Buying an old house has always been a risky investment. Sure, you will save money upfront, but you should know that the vast majority of old properties come with some hidden costs. However, even with these hidden problems, buying an old house can still be better than buying a brand new one; you just have to count in the additional repair costs and see whether it’s still more cost-effective.
So, let’s take a look at some of the most common problems that might arise with an old house, as well as how to deal with them.
If you are buying a house that was built before the 1960s, chances are that it will have outdated plumbing. In fact, all of the houses from this period used galvanized pipes, which are prone to corrosion and clog up much easier.
But don’t worry; this problem is relatively easy to solve, and it won’t cost you more than a $1.000. You just need to replace the old pipes with new PVC or copper ones. Of course, the best way to go about this is to hire professional contractors. Furthermore, you can pair this renovation project with another one to cut down on the expenses.
Many older homes are built with what are now illegal and hazardous materials. For example, asbestos was a very common construction material in Australian houses. From the World War II until the early 2000s, asbestos was a part of almost every building in Brisbane. It was durable, required little maintenance, and most importantly, it was cheap. However, now we know how unhealthy it really is, and that’s why it has received a worldwide ban.
Unfortunately, some Brisbane homes, especially the ones built before the 1990s, are still laced with it. If you live in that area, you should test your home for asbestos. Keep in mind that this is not something that you should do by yourself. Asbestos is extremely dangerous, and even the smallest direct exposure to it can cause serious health problems. Fortunately, there are many professional companies offering asbestos testing in Brisbane. First, they will carefully inspect your home for asbestos materials with special equipment. Second, if asbestos is found, they will take the sample for further inspection. Finally, once all tests are done, your contractors will begin the removal process, during which you will have to vacate your home.
Insulation standards were different just a decade ago, not to mention in the 1990s, 80s, and so on. If you are buying a vintage house, be prepared to invest a little bit extra money into better noise and heat insulation.
Start by hiring an engineer to inspect your home for insulation weak spots. If they find any, you can proceed with the renovation works. Changing or adding a new layer of insulation means that you will have to tear down your walls. So, this is the perfect time to change your outdated pipes as well.

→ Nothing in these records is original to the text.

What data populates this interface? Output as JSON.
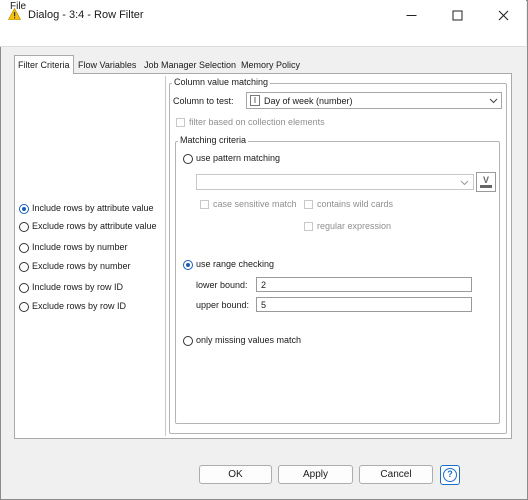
{
  "window": {
    "title": "Dialog - 3:4 - Row Filter"
  },
  "menu": {
    "file": "File"
  },
  "tabs": [
    {
      "label": "Filter Criteria",
      "active": true
    },
    {
      "label": "Flow Variables",
      "active": false
    },
    {
      "label": "Job Manager Selection",
      "active": false
    },
    {
      "label": "Memory Policy",
      "active": false
    }
  ],
  "left_options": [
    {
      "label": "Include rows by attribute value",
      "selected": true
    },
    {
      "label": "Exclude rows by attribute value",
      "selected": false
    },
    {
      "label": "Include rows by number",
      "selected": false
    },
    {
      "label": "Exclude rows by number",
      "selected": false
    },
    {
      "label": "Include rows by row ID",
      "selected": false
    },
    {
      "label": "Exclude rows by row ID",
      "selected": false
    }
  ],
  "column_matching": {
    "legend": "Column value matching",
    "column_label": "Column to test:",
    "column_type_glyph": "I",
    "column_value": "Day of week (number)",
    "collection_checkbox": "filter based on collection elements"
  },
  "matching_criteria": {
    "legend": "Matching criteria",
    "pattern_radio": "use pattern matching",
    "pattern_value": "",
    "var_button_glyph": "V",
    "case_sensitive": "case sensitive match",
    "wild_cards": "contains wild cards",
    "regex": "regular expression",
    "range_radio": "use range checking",
    "lower_label": "lower bound:",
    "lower_value": "2",
    "upper_label": "upper bound:",
    "upper_value": "5",
    "missing_radio": "only missing values match"
  },
  "buttons": {
    "ok": "OK",
    "apply": "Apply",
    "cancel": "Cancel",
    "help": "?"
  },
  "colors": {
    "accent": "#1a5fb4",
    "warning_icon": "#f5c211"
  }
}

Old buildings, including houses, oftentimes suffer from some kind of structural damage. This can be anything from compromised foundations to termite damage. Termites, in particular, can cause massive damage to the wooden parts of your house.
To get rid of them, you will have to hire a professional exterminator. Once they are all gone, you will have to repair the damaged wood. The safest, but also the most expensive option is to completely change your affected wooden surfaces. And the best way is to use treated lumber to prevent future termite problems.

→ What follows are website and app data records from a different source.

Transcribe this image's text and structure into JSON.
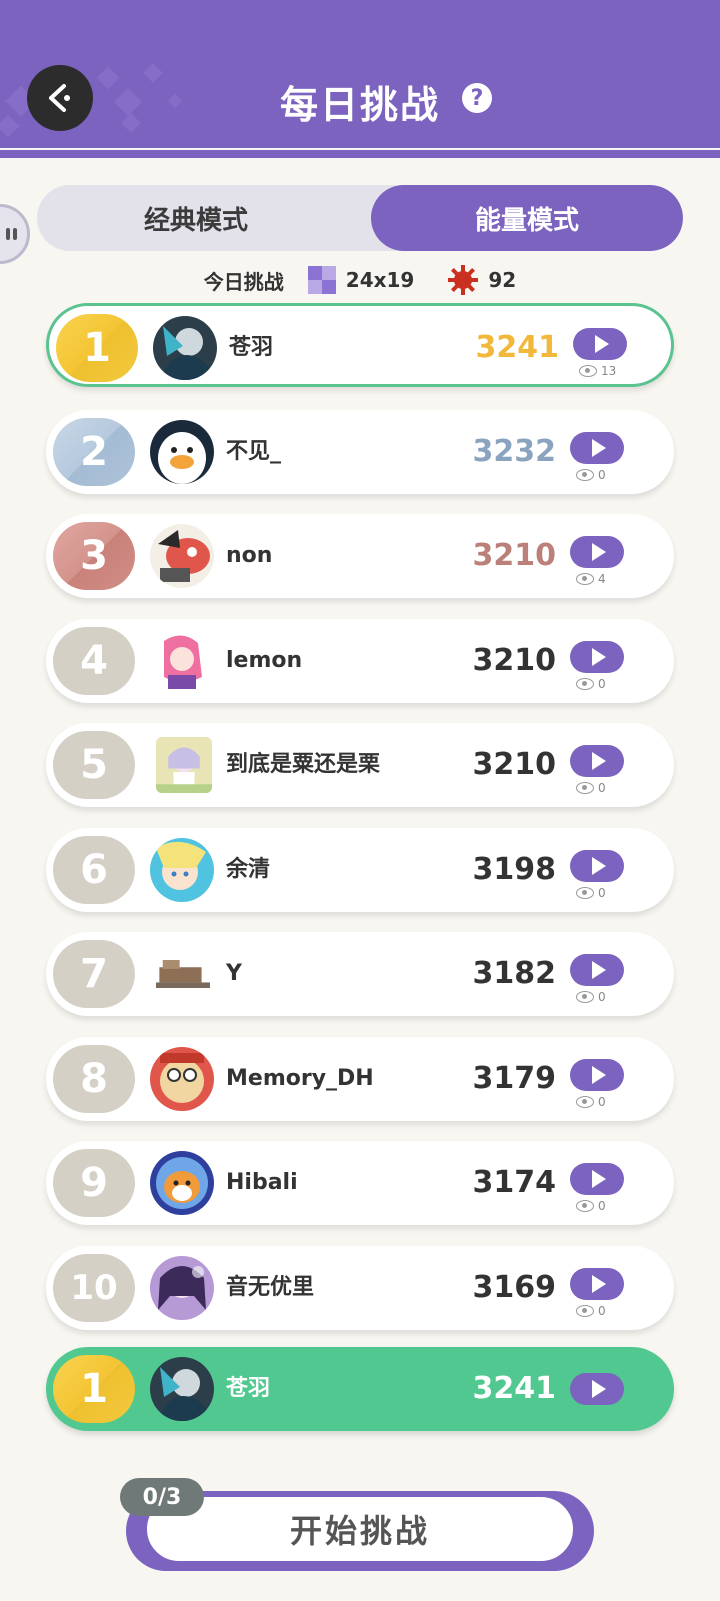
{
  "header": {
    "title": "每日挑战"
  },
  "modes": [
    {
      "label": "经典模式",
      "active": false
    },
    {
      "label": "能量模式",
      "active": true
    }
  ],
  "today": {
    "label": "今日挑战",
    "board_size": "24x19",
    "mines": "92"
  },
  "leaderboard": [
    {
      "rank": "1",
      "name": "苍羽",
      "score": "3241",
      "views": "13",
      "score_color": "#f2b83b"
    },
    {
      "rank": "2",
      "name": "不见_",
      "score": "3232",
      "views": "0",
      "score_color": "#8aa3bf"
    },
    {
      "rank": "3",
      "name": "non",
      "score": "3210",
      "views": "4",
      "score_color": "#bb8079"
    },
    {
      "rank": "4",
      "name": "lemon",
      "score": "3210",
      "views": "0",
      "score_color": "#333333"
    },
    {
      "rank": "5",
      "name": "到底是粟还是栗",
      "score": "3210",
      "views": "0",
      "score_color": "#333333"
    },
    {
      "rank": "6",
      "name": "余清",
      "score": "3198",
      "views": "0",
      "score_color": "#333333"
    },
    {
      "rank": "7",
      "name": "Y",
      "score": "3182",
      "views": "0",
      "score_color": "#333333"
    },
    {
      "rank": "8",
      "name": "Memory_DH",
      "score": "3179",
      "views": "0",
      "score_color": "#333333"
    },
    {
      "rank": "9",
      "name": "Hibali",
      "score": "3174",
      "views": "0",
      "score_color": "#333333"
    },
    {
      "rank": "10",
      "name": "音无优里",
      "score": "3169",
      "views": "0",
      "score_color": "#333333"
    }
  ],
  "my_rank": {
    "rank": "1",
    "name": "苍羽",
    "score": "3241"
  },
  "start": {
    "label": "开始挑战",
    "attempts": "0/3"
  },
  "colors": {
    "accent": "#7b63bf",
    "highlight": "#50c88f",
    "background": "#f8f6f1"
  }
}
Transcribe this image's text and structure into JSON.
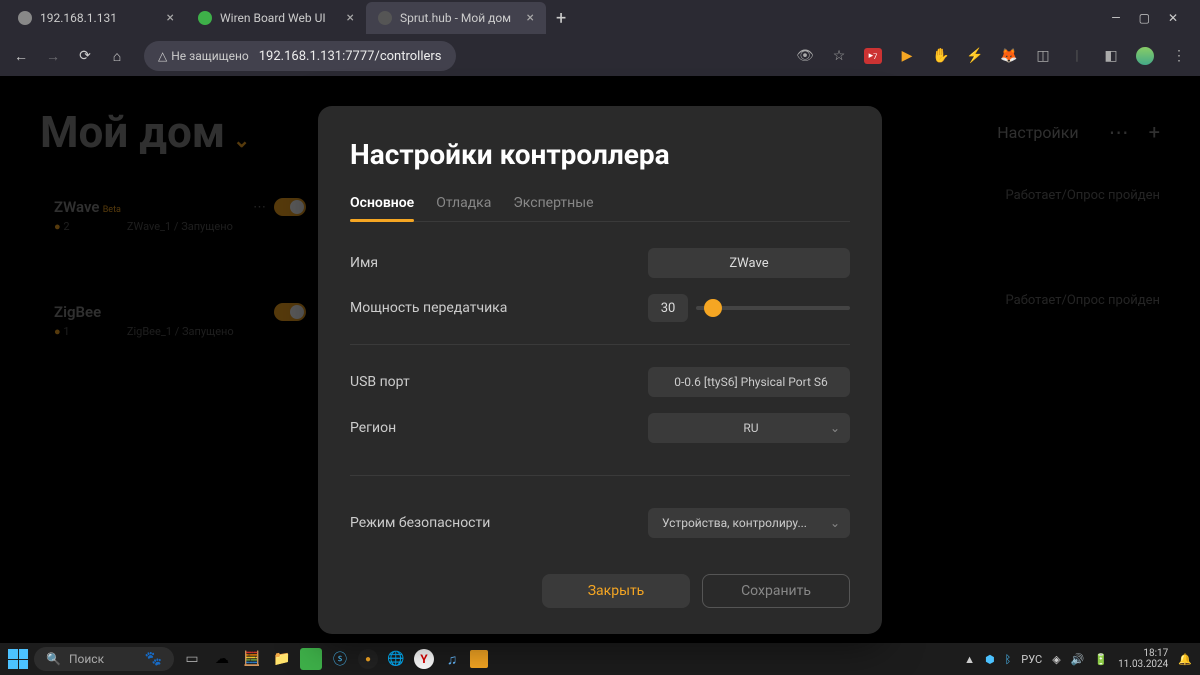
{
  "browser": {
    "tabs": [
      {
        "label": "192.168.1.131",
        "icon_bg": "#888"
      },
      {
        "label": "Wiren Board Web UI",
        "icon_bg": "#3eb049"
      },
      {
        "label": "Sprut.hub - Мой дом",
        "icon_bg": "#555",
        "active": true
      }
    ],
    "not_secure": "Не защищено",
    "url": "192.168.1.131:7777/controllers",
    "ext_badge": "7"
  },
  "page": {
    "title": "Мой дом",
    "settings_label": "Настройки",
    "controllers": [
      {
        "name": "ZWave",
        "badge": "Beta",
        "count": "2",
        "sub": "ZWave_1 / Запущено",
        "status": "Работает/Опрос пройден"
      },
      {
        "name": "ZigBee",
        "badge": "",
        "count": "1",
        "sub": "ZigBee_1 / Запущено",
        "status": "Работает/Опрос пройден"
      }
    ]
  },
  "modal": {
    "title": "Настройки контроллера",
    "tabs": [
      "Основное",
      "Отладка",
      "Экспертные"
    ],
    "fields": {
      "name_label": "Имя",
      "name_value": "ZWave",
      "power_label": "Мощность передатчика",
      "power_value": "30",
      "usb_label": "USB порт",
      "usb_value": "0-0.6 [ttyS6] Physical Port S6",
      "region_label": "Регион",
      "region_value": "RU",
      "security_label": "Режим безопасности",
      "security_value": "Устройства, контролиру..."
    },
    "buttons": {
      "close": "Закрыть",
      "save": "Сохранить"
    }
  },
  "taskbar": {
    "search_placeholder": "Поиск",
    "lang": "РУС",
    "time": "18:17",
    "date": "11.03.2024"
  }
}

Finally, the most serious problem that you can find in old houses is bad foundations. If you have a crooked floor or spot some cracks in the floor, that home is probably beyond repair. However, in some rare cases, the damage can still be repaired, but it will cost you quite a bit.
Even though these problems might sound frightening to you, sometimes even with them, old houses are a better investment. Just remember to add all potential renovation expenses to the price, and make sure that it’s still more cost-effective than buying a new one.
[su_box title=”About The Author” box_color=”#777b8a”]
Will Sandford is a Sydney based wood architect, blogger, and contributor on interior design and ecology blogs. Besides that, he is also interested in home improvement combined with green technology. In his spare time, Will enjoys surfing and rock climbing. He is a regular contributor to SmoothDecorator website. [/su_box]